JSTOR functions something akin to the way popular Internet search engines work when people "surf the net." A student or faculty researcher can simply access JSTOR and then type in a research topic. JSTOR gives access to all relevant texts dating back to the beginning of the printed material's lifetime. Carlson said that frequently, even if someone isn't specifically looking within Science magazine for research, a JSTOR search leads them there, where there's much applicable information for their use.

"That's one of the great things about JSTOR," Carlson said. "It's a multi-faceted resource."

For example, entering the word "evolution" accesses countless articles, including many within Science magazine, that cover not only the current timeframe like a typical search engine accesses, but stories dating back more than 100 years. JSTOR, a 1997 Andrew W. Mellon Foundation creation, hosts more than 450 publishers and 900 academic journals in its digital archives. Each publication is archived from its first issue until a time two to five years ago, depending upon the publisher's agreement with JSTOR. Thousands of institutions subscribe to its collections.

Plans call for current JSTOR subscribers to still be able to access Science up through 2002 after the end of this year. But new subscribers won't have that access and current subscribers won't be able to access anything after 2002. Carlson said AAAS hasn't announced definitive plans, but the trend seems to be toward self-holding of archives, which would likely require payment of additional access fees by libraries.

Libraries already pay subscription and access fees for JSTOR. They would incur additional access or subscription fees to gain access to Science or similar magazines if the publications hold their own archives, according to Carlson. Many libraries eliminated print copies due to critical space shortages and the same cost and space issues still exist.

"Whatever the AAAS does, I'm sure it's going to cost us more," Carlson said. "It's essential to have things like this magazine and at the same time, if we truly need something or can't do without it, do we have to pay any price? Libraries feel like over the last eight or 10 years, we've been taken advantage of. We understand fiduciary responsibility but when you put undue pressure on your membership audience, that puts money before mission."

Carlson said the public outcry, concern and attention may have an upside.

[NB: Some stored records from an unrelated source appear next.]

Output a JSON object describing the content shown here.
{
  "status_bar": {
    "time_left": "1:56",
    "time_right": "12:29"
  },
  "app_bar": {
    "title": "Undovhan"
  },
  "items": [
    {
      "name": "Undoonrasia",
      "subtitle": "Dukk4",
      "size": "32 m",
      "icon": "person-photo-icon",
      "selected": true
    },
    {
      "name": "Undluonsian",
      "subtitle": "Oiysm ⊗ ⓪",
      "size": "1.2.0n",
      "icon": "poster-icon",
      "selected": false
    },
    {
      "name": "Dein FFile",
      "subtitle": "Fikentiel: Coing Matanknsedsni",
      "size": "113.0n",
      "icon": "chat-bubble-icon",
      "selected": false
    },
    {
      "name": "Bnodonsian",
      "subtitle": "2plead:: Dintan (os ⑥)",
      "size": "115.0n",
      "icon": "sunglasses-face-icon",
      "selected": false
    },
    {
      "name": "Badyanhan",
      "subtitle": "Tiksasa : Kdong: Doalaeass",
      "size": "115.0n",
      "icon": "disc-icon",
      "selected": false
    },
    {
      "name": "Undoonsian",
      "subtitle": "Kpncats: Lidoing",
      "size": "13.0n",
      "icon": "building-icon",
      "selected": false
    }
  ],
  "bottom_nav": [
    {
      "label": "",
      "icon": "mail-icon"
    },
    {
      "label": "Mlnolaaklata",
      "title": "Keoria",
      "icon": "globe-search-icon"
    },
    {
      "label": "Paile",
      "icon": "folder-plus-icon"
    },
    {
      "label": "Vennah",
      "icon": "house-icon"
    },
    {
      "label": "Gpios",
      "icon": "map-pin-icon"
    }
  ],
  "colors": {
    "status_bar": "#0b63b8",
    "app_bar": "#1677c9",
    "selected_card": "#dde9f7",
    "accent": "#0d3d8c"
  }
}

He met last week with Alan I. Leshner, chief executive of the AAAS, and officials from JSTOR.

"Based on that conversation, I'm hopeful they're going to talk again," Carlson said. "I'm not sure what the outcome of these talks will be, but we're hopeful."